**WHAT TO PRODUCE**
Which of the lines below contain the string "this"? Copy each one.
↓↓↓
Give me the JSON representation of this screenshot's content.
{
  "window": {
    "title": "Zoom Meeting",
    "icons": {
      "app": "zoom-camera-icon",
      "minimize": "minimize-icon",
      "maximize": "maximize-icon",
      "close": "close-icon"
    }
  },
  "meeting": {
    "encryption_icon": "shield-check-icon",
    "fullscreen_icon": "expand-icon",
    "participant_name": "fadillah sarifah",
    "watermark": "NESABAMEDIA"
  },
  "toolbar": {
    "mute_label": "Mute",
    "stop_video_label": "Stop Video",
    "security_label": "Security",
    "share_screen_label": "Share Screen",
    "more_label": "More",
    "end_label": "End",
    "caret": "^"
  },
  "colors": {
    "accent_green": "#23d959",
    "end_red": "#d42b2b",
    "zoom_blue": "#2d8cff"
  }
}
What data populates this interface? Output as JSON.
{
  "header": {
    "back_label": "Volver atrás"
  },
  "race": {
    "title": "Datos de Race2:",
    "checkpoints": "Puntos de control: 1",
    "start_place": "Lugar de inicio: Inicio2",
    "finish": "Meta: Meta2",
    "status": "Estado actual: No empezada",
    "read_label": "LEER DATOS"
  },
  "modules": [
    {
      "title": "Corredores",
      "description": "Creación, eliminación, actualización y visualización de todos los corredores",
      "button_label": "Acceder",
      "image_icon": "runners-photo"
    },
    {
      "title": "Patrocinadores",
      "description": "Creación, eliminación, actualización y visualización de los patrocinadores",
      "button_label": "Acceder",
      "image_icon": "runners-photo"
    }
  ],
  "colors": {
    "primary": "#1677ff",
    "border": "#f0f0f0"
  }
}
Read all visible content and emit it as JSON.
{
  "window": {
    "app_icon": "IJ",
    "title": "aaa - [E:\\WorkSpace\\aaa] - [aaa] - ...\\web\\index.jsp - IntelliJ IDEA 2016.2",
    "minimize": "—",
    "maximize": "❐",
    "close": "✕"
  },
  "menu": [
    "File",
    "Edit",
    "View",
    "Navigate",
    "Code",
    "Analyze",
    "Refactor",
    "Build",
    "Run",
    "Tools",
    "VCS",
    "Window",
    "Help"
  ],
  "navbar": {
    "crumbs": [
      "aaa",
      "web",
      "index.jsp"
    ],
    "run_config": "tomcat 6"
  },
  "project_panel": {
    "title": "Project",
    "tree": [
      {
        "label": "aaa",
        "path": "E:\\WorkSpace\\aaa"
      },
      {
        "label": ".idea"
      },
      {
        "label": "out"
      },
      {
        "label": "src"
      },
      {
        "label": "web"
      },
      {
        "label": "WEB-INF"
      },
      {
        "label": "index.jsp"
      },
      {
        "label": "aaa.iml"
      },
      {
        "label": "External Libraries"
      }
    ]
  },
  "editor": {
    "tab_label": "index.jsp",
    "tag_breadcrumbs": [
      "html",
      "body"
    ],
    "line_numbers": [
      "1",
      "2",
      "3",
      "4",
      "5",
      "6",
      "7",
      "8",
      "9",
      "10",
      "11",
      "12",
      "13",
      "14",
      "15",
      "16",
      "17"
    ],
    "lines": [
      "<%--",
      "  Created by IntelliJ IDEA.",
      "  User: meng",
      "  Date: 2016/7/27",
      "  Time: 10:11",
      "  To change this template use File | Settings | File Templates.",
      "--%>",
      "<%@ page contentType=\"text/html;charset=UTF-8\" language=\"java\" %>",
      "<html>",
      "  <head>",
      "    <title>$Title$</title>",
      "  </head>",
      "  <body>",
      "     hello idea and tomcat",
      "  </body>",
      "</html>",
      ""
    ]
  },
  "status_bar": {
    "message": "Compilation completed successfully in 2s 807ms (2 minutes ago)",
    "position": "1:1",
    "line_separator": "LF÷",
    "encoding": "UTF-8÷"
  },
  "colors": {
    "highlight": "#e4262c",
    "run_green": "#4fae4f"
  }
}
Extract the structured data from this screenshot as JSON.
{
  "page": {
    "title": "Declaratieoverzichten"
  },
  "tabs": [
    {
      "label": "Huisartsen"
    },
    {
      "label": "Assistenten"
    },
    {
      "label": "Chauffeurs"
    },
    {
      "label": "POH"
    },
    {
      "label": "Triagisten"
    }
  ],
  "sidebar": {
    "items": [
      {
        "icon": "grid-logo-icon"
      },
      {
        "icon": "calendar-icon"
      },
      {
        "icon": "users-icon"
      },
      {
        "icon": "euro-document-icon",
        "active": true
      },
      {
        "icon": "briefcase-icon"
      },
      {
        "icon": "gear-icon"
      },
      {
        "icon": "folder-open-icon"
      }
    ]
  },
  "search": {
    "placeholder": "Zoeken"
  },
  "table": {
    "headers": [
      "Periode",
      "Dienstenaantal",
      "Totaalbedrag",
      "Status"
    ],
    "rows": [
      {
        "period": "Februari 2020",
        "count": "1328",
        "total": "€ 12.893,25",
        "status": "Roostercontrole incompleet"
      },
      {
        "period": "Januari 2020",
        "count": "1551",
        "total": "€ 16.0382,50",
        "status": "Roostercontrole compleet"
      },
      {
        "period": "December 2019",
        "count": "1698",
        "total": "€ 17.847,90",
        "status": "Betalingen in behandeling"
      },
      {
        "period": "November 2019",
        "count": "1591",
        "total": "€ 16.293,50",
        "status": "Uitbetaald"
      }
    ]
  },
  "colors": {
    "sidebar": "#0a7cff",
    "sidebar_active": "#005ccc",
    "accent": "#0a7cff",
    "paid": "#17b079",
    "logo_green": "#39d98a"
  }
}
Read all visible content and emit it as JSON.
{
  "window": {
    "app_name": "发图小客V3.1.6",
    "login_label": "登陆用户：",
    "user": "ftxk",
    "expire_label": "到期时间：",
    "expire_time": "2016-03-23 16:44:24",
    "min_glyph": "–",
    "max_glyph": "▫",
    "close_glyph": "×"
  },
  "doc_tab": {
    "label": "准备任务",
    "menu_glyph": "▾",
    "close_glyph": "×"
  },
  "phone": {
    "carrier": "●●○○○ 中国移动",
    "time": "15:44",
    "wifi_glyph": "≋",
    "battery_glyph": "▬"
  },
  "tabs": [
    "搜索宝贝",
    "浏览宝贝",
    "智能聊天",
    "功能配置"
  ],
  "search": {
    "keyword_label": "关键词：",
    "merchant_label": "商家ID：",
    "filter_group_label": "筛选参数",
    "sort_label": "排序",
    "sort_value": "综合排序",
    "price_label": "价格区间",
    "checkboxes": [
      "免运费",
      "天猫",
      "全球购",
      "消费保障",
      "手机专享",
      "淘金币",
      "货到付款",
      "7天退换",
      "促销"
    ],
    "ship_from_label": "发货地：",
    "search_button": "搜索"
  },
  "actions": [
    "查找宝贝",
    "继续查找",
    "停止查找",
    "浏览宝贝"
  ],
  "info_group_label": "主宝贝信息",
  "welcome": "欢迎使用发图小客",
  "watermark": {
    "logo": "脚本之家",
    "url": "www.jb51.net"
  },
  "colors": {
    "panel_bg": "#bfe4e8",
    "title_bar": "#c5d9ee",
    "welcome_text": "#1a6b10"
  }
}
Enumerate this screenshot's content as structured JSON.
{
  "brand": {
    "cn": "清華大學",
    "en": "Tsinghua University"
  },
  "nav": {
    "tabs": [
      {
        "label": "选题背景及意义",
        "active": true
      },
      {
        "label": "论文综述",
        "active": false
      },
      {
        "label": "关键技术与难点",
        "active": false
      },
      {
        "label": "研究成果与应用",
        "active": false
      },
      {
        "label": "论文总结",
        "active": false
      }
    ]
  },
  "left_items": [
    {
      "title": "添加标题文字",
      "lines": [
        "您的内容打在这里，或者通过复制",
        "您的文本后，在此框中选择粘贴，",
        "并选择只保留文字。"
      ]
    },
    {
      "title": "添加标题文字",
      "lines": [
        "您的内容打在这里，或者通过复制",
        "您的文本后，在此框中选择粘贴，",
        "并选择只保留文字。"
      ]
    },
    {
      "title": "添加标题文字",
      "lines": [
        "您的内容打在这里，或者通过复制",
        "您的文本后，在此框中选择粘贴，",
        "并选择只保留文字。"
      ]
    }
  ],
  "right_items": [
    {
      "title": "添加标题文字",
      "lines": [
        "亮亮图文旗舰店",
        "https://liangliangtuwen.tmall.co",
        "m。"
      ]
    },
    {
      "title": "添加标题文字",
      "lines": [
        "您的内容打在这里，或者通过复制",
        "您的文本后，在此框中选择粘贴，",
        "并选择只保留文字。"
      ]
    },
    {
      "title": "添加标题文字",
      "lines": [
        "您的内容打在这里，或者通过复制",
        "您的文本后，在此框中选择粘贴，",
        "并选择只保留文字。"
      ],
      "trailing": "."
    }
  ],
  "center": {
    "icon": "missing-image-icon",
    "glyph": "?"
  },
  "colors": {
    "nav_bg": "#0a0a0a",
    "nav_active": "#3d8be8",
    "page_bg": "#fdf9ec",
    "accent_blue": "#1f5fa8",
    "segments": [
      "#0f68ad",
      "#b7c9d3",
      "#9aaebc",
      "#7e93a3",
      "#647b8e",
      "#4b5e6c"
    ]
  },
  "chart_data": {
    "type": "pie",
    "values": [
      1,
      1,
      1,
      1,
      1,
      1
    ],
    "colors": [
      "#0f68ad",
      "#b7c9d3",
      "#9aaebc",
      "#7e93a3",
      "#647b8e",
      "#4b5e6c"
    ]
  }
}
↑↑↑
**RESPONSE**
Give me the JSON representation of this screenshot's content.
What data populates this interface? Output as JSON.
      "  To change this template use File | Settings | File Templates.",
Extract the structured data from this screenshot as JSON.
Enumerate this screenshot's content as structured JSON.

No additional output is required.